Tuesday, the Scarlet Knights announced that Adam Scheier has been hired as Schiano’s special teams coordinator. Scheier has spent the past two decades working with special teams in various capacities.
“Adam is an accomplished, veteran special teams coach who will be a great asset to our coaching staff,” the Rutgers football head coach said in a statement. “In our time working together, I saw how passionate Adam is about teaching and mentoring young men. We look forward to welcoming Adam, his wife Erica and their children to our Rutgers family.”
Scheier has spent time as a special teams coordinator with three different FBS programs:
- Texas Tech (2018)
- Wake Forest (2014-16)
- Bowling Green (2009-13)
Last season, Scheier served as a special teams consultant at Mississippi State. In 2017, Scheier worked at Ohio State as a special teams quality control coach.
In Scheier’s lone season at OSU, Schiano was in the second of his three seasons as the Buckeyes’ defensive coordinator.
“I am fired up to be back home,” the Bronx native stated. “I have a tremendous amount of respect for coach Schiano and I look forward to working with him again.
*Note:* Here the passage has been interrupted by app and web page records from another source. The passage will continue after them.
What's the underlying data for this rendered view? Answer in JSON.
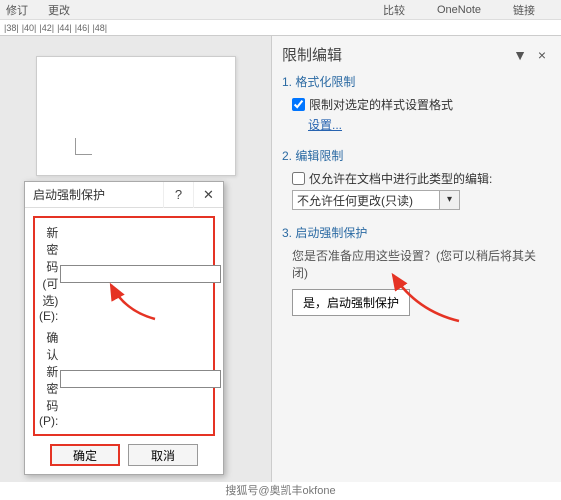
{
  "topbar": {
    "left1": "修订",
    "left2": "更改",
    "right1": "比较",
    "right2": "OneNote",
    "right3": "链接"
  },
  "ruler_marks": [
    "|38|",
    "|40|",
    "|42|",
    "|44|",
    "|46|",
    "|48|"
  ],
  "dialog": {
    "title": "启动强制保护",
    "help": "?",
    "new_pw_label": "新密码(可选)(E):",
    "confirm_pw_label": "确认新密码(P):",
    "ok": "确定",
    "cancel": "取消"
  },
  "panel": {
    "title": "限制编辑",
    "dropdown_icon": "▼",
    "close_icon": "×",
    "sec1": {
      "title": "1. 格式化限制",
      "check_label": "限制对选定的样式设置格式",
      "check_value": true,
      "link": "设置..."
    },
    "sec2": {
      "title": "2. 编辑限制",
      "check_label": "仅允许在文档中进行此类型的编辑:",
      "check_value": false,
      "select_value": "不允许任何更改(只读)"
    },
    "sec3": {
      "title": "3. 启动强制保护",
      "desc": "您是否准备应用这些设置？(您可以稍后将其关闭)",
      "button": "是，启动强制保护"
    }
  },
  "footer": "搜狐号@奥凯丰okfone"
}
I appreciate the opportunity he has given me to coach at Rutgers in the great state of New Jersey.”
With this hiring, Schiano has now filled all 10 positions on his 10-man on-field coaching staff. The others whose hirings have already been announced are:
- Sean Gleeson — offensive coordinator (HERE)
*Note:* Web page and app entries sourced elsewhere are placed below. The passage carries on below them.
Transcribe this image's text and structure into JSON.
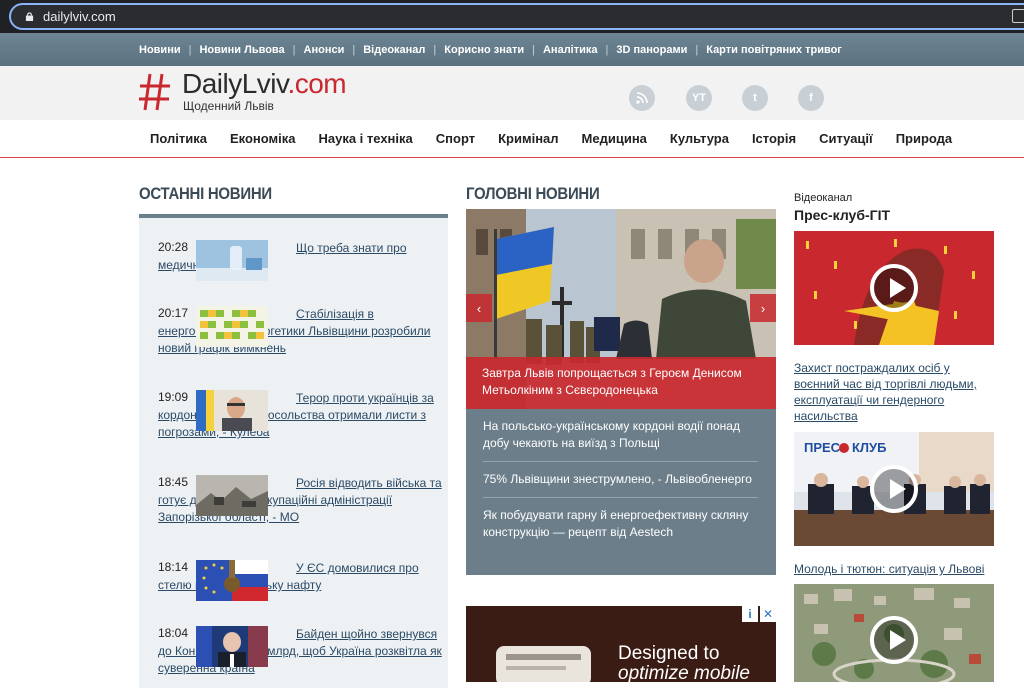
{
  "browser": {
    "url": "dailylviv.com"
  },
  "top_nav": [
    "Новини",
    "Новини Львова",
    "Анонси",
    "Відеоканал",
    "Корисно знати",
    "Аналітика",
    "3D панорами",
    "Карти повітряних тривог"
  ],
  "header": {
    "logo_name": "DailyLviv",
    "logo_tld": ".com",
    "logo_tagline": "Щоденний Львів",
    "social": [
      "rss-icon",
      "youtube-icon",
      "twitter-icon",
      "facebook-icon"
    ],
    "social_labels": {
      "youtube": "YT",
      "twitter": "t",
      "facebook": "f"
    }
  },
  "categories": [
    "Політика",
    "Економіка",
    "Наука і техніка",
    "Спорт",
    "Кримінал",
    "Медицина",
    "Культура",
    "Історія",
    "Ситуації",
    "Природа"
  ],
  "latest": {
    "title": "ОСТАННІ НОВИНИ",
    "items": [
      {
        "time": "20:28",
        "headline": "Що треба знати про медичний спирт?"
      },
      {
        "time": "20:17",
        "headline": "Стабілізація в енергосистемі: енергетики Львівщини розробили новий графік вимкнень"
      },
      {
        "time": "19:09",
        "headline": "Терор проти українців за кордоном: ще два посольства отримали листи з погрозами, - Кулеба"
      },
      {
        "time": "18:45",
        "headline": "Росія відводить війська та готує до евакуації окупаційні адміністрації Запорізької області, - МО"
      },
      {
        "time": "18:14",
        "headline": "У ЄС домовилися про стелю цін на російську нафту"
      },
      {
        "time": "18:04",
        "headline": "Байден щойно звернувся до Конгресу за $37 млрд, щоб Україна розквітла як суверенна країна"
      }
    ]
  },
  "main": {
    "title": "ГОЛОВНІ НОВИНИ",
    "hero_caption": "Завтра Львів попрощається з Героєм Денисом Метьолкіним з Сєвєродонецька",
    "prev": "‹",
    "next": "›",
    "items": [
      "На польсько-українському кордоні водії понад добу чекають на виїзд з Польщі",
      "75% Львівщини знеструмлено, - Львівобленерго",
      "Як побудувати гарну й енергоефективну скляну конструкцію — рецепт від Aestech"
    ],
    "ad": {
      "text_line1": "Designed to",
      "text_line2": "optimize mobile",
      "close": "✕",
      "info": "i"
    }
  },
  "video": {
    "kicker": "Відеоканал",
    "title": "Прес-клуб-ГІТ",
    "links": [
      "Захист постраждалих осіб у воєнний час від торгівлі людьми, експлуатації чи гендерного насильства",
      "Молодь і тютюн: ситуація у Львові"
    ]
  },
  "colors": {
    "accent": "#c8282e",
    "nav_bg": "#647b89",
    "link": "#2a4a66"
  }
}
- Nunzio Campanile — offensive assistant (HERE)
- Augie Hoffman, offensive assistant (HERE)
- Tiquan Underwood — wide receivers (HERE)
- Andrew Aurich — offensive line (HERE)
- Robb Smith, defensive coordinator (HERE)
- Jim Panagos — defensive line (HERE)
- Bob Fraser — linebackers coach (HERE)
- Fran Brown — co-defensive coordinator/secondary (HERE)
When it comes to the transfer tote board, there’s been another update for the UConn football program.
Last week, it was confirmed that three members of the UConn football team, redshirt junior offensive lineman Cam DeGeorge, redshirt sophomore wide receiver Garrison Burnett and junior defensive back Oneil Robinson, had entered their names in the NCAA transfer database. That trio pushed the number UConn football players who had entered their names into the portal to 23.
Monday, that number officially reached an even two dozen. According to 247Sports.com, running back Donevin O’Reilly has now made his way into the portal to kick the number of potential transfers up to 24.
O’Reilly originally walked on to the UConn football team just after the start of the 2017 season — he carried the ball once and returned a pair of kickoffs that year — before breaking out during spring practice the next offseason, not only earning a scholarship from the university but also claiming a majority of the reps with the No. 1 offense during summer camp. Unfortunately for the running back, however, his Cinderella story ended because of a torn ACL in his left knee.
In 2019, O’Reilley ran for 17 yards on five carries.
Among those who have entered the portal before this current quartet is Tyler Coyle. This past season, the starting safety led the Huskies in tackles (86), pass breakups (10) and forced fumbles (two).
In the third season of his second stint as the UConn football head coach, Randy Edsall went 2-10 in 2019. The Huskies have just six wins since Edsall returned in 2017; that’s the worst three-year stretch in the program’s FBS history.
In June of last year, it was confirmed that UConn football would be leaving the AAC following the 2019 season and playing as an independent in the sport.